▶ [Work to complete]:
Each line below is to be copied exactly; images do not go into the copy.

▶ [Recorded data]:

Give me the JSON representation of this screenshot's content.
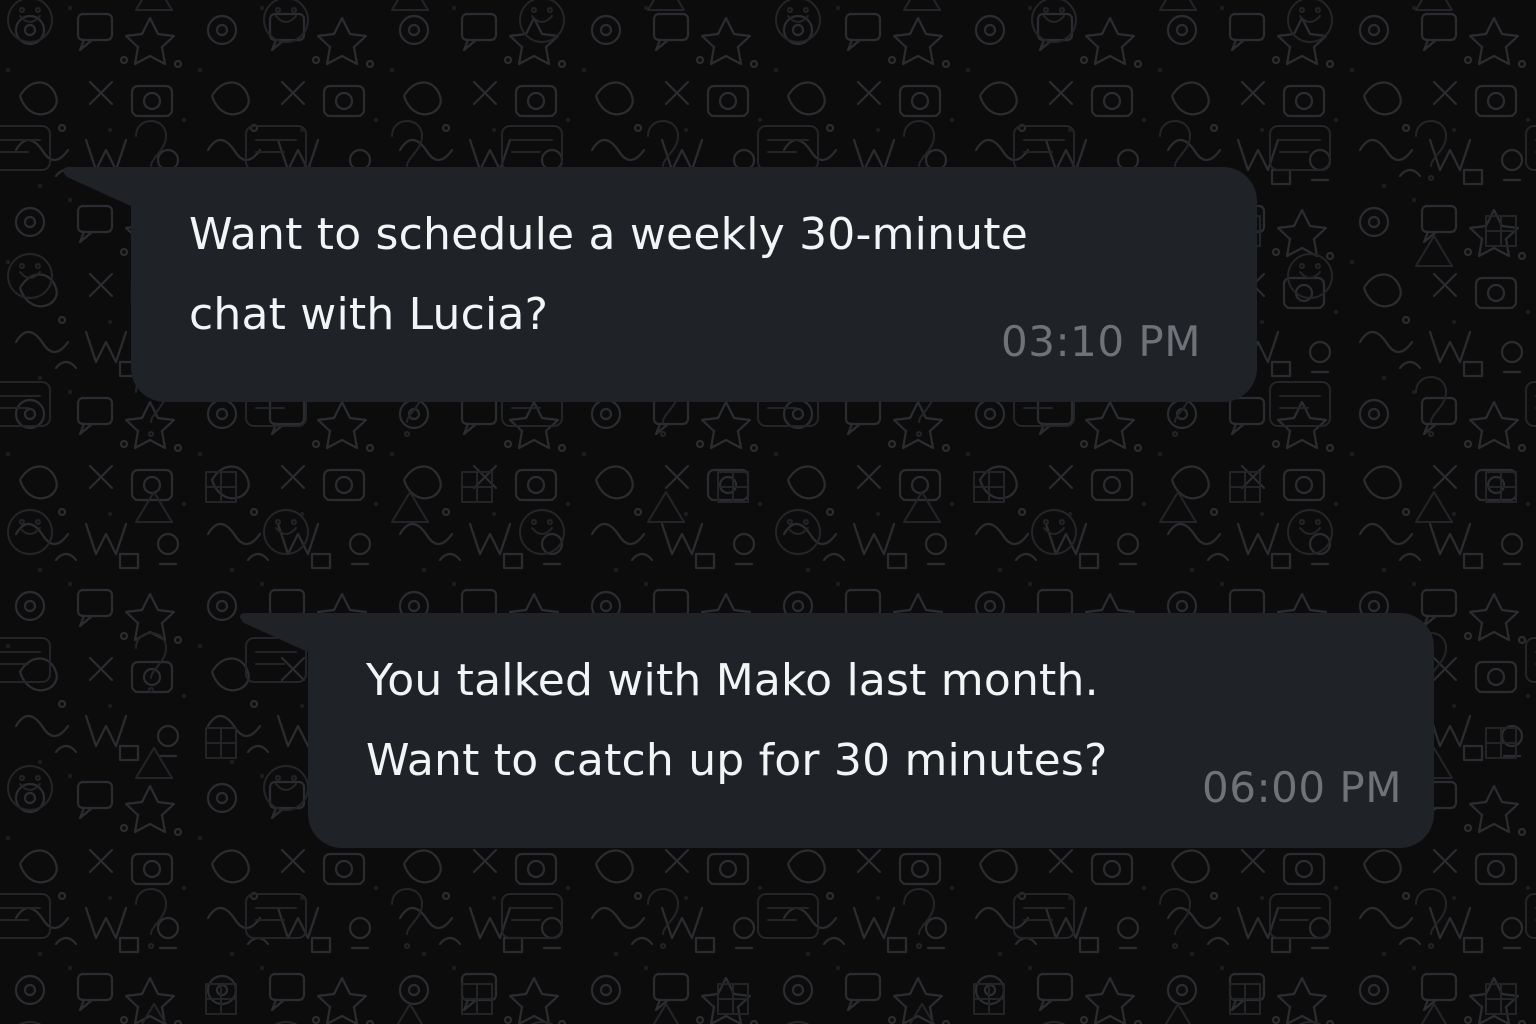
{
  "conversation": {
    "messages": [
      {
        "text": "Want to schedule a weekly 30-minute\nchat with Lucia?",
        "time": "03:10 PM"
      },
      {
        "text": "You talked with Mako last month.\nWant to catch up for 30 minutes?",
        "time": "06:00 PM"
      }
    ]
  },
  "colors": {
    "background": "#0c0c0d",
    "bubble": "#1f2226",
    "message_text": "#f3f4f5",
    "timestamp": "#6f7378"
  }
}
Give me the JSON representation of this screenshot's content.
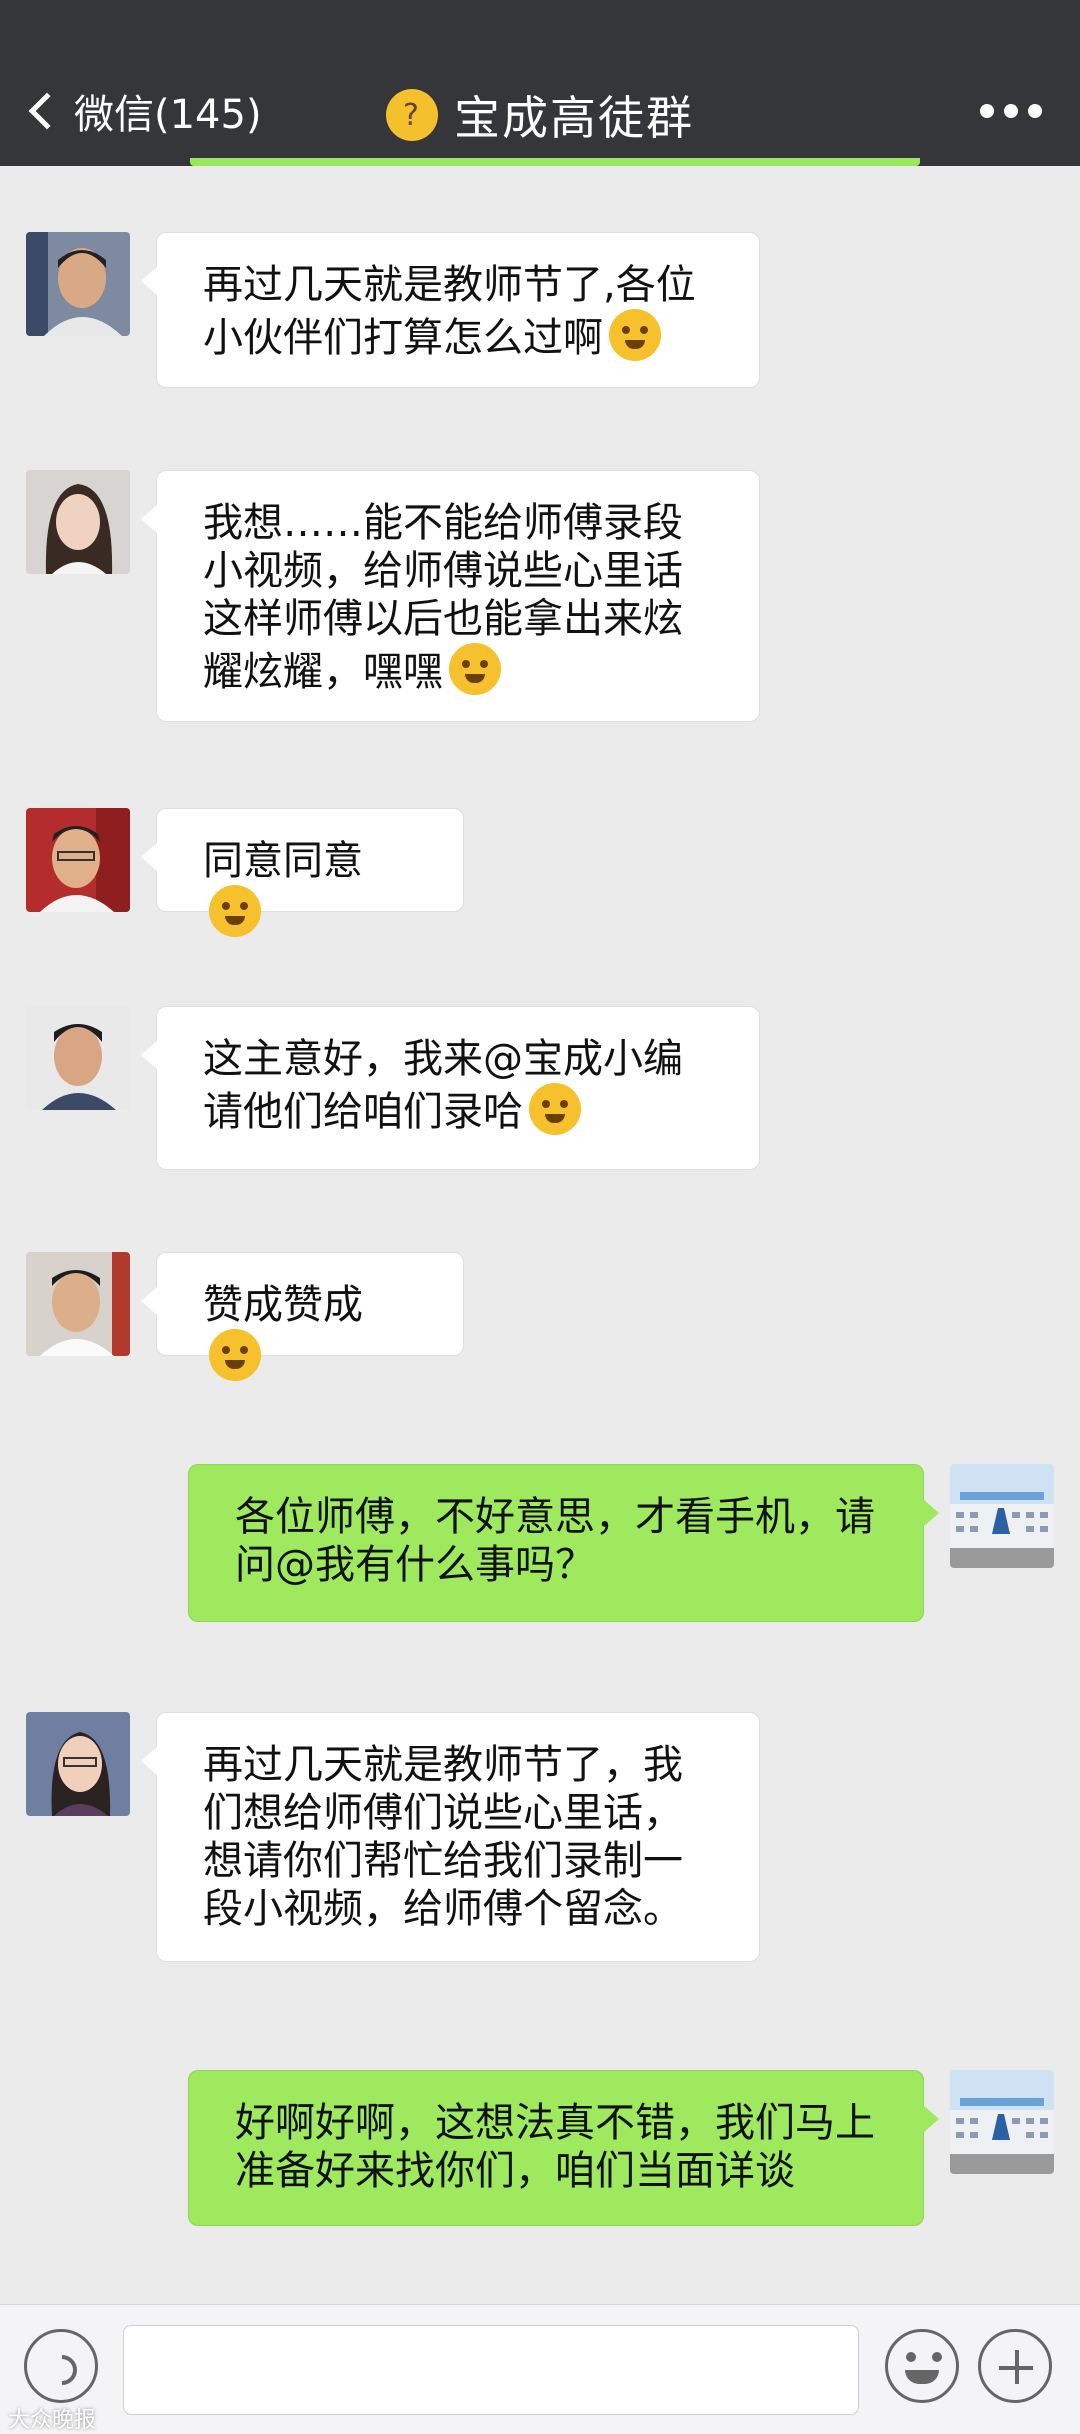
{
  "header": {
    "back_label": "微信(145)",
    "title": "宝成高徒群",
    "title_emoji": "thinking-face-emoji",
    "more_icon": "more-dots-icon"
  },
  "messages": [
    {
      "side": "left",
      "avatar": "member-avatar-1",
      "text": "再过几天就是教师节了,各位小伙伴们打算怎么过啊",
      "emoji": "dizzy-face-emoji"
    },
    {
      "side": "left",
      "avatar": "member-avatar-2",
      "text": "我想……能不能给师傅录段小视频，给师傅说些心里话这样师傅以后也能拿出来炫耀炫耀，嘿嘿",
      "emoji": "grinning-emoji"
    },
    {
      "side": "left",
      "avatar": "member-avatar-3",
      "text": "同意同意",
      "emoji": "smiling-emoji"
    },
    {
      "side": "left",
      "avatar": "member-avatar-4",
      "text": "这主意好，我来@宝成小编请他们给咱们录哈",
      "emoji": "pleading-emoji"
    },
    {
      "side": "left",
      "avatar": "member-avatar-5",
      "text": "赞成赞成",
      "emoji": "smiling-emoji"
    },
    {
      "side": "right",
      "avatar": "self-avatar",
      "text": "各位师傅，不好意思，才看手机，请问@我有什么事吗？"
    },
    {
      "side": "left",
      "avatar": "member-avatar-6",
      "text": "再过几天就是教师节了，我们想给师傅们说些心里话，想请你们帮忙给我们录制一段小视频，给师傅个留念。"
    },
    {
      "side": "right",
      "avatar": "self-avatar",
      "text": "好啊好啊，这想法真不错，我们马上准备好来找你们，咱们当面详谈"
    }
  ],
  "input_bar": {
    "voice_icon": "voice-icon",
    "emoji_icon": "emoji-icon",
    "plus_icon": "plus-icon",
    "placeholder": ""
  },
  "watermark": "大众晚报",
  "colors": {
    "header_bg": "#34363a",
    "chat_bg": "#ebebeb",
    "sent_bubble": "#9ee95e",
    "received_bubble": "#ffffff"
  }
}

▶ [Problem solution]:
Give me the JSON representation of this screenshot's content.
{
  "conversation": {
    "messages": [
      {
        "text": "Want to schedule a weekly 30-minute\nchat with Lucia?",
        "time": "03:10 PM"
      },
      {
        "text": "You talked with Mako last month.\nWant to catch up for 30 minutes?",
        "time": "06:00 PM"
      }
    ]
  },
  "colors": {
    "background": "#0c0c0d",
    "bubble": "#1f2226",
    "message_text": "#f3f4f5",
    "timestamp": "#6f7378"
  }
}
Give me the JSON representation of this screenshot's content.
{
  "header": {
    "back_label": "微信(145)",
    "title": "宝成高徒群",
    "title_emoji": "thinking-face-emoji",
    "more_icon": "more-dots-icon"
  },
  "messages": [
    {
      "side": "left",
      "avatar": "member-avatar-1",
      "text": "再过几天就是教师节了,各位小伙伴们打算怎么过啊",
      "emoji": "dizzy-face-emoji"
    },
    {
      "side": "left",
      "avatar": "member-avatar-2",
      "text": "我想……能不能给师傅录段小视频，给师傅说些心里话这样师傅以后也能拿出来炫耀炫耀，嘿嘿",
      "emoji": "grinning-emoji"
    },
    {
      "side": "left",
      "avatar": "member-avatar-3",
      "text": "同意同意",
      "emoji": "smiling-emoji"
    },
    {
      "side": "left",
      "avatar": "member-avatar-4",
      "text": "这主意好，我来@宝成小编请他们给咱们录哈",
      "emoji": "pleading-emoji"
    },
    {
      "side": "left",
      "avatar": "member-avatar-5",
      "text": "赞成赞成",
      "emoji": "smiling-emoji"
    },
    {
      "side": "right",
      "avatar": "self-avatar",
      "text": "各位师傅，不好意思，才看手机，请问@我有什么事吗？"
    },
    {
      "side": "left",
      "avatar": "member-avatar-6",
      "text": "再过几天就是教师节了，我们想给师傅们说些心里话，想请你们帮忙给我们录制一段小视频，给师傅个留念。"
    },
    {
      "side": "right",
      "avatar": "self-avatar",
      "text": "好啊好啊，这想法真不错，我们马上准备好来找你们，咱们当面详谈"
    }
  ],
  "input_bar": {
    "voice_icon": "voice-icon",
    "emoji_icon": "emoji-icon",
    "plus_icon": "plus-icon",
    "placeholder": ""
  },
  "watermark": "大众晚报",
  "colors": {
    "header_bg": "#34363a",
    "chat_bg": "#ebebeb",
    "sent_bubble": "#9ee95e",
    "received_bubble": "#ffffff"
  }
}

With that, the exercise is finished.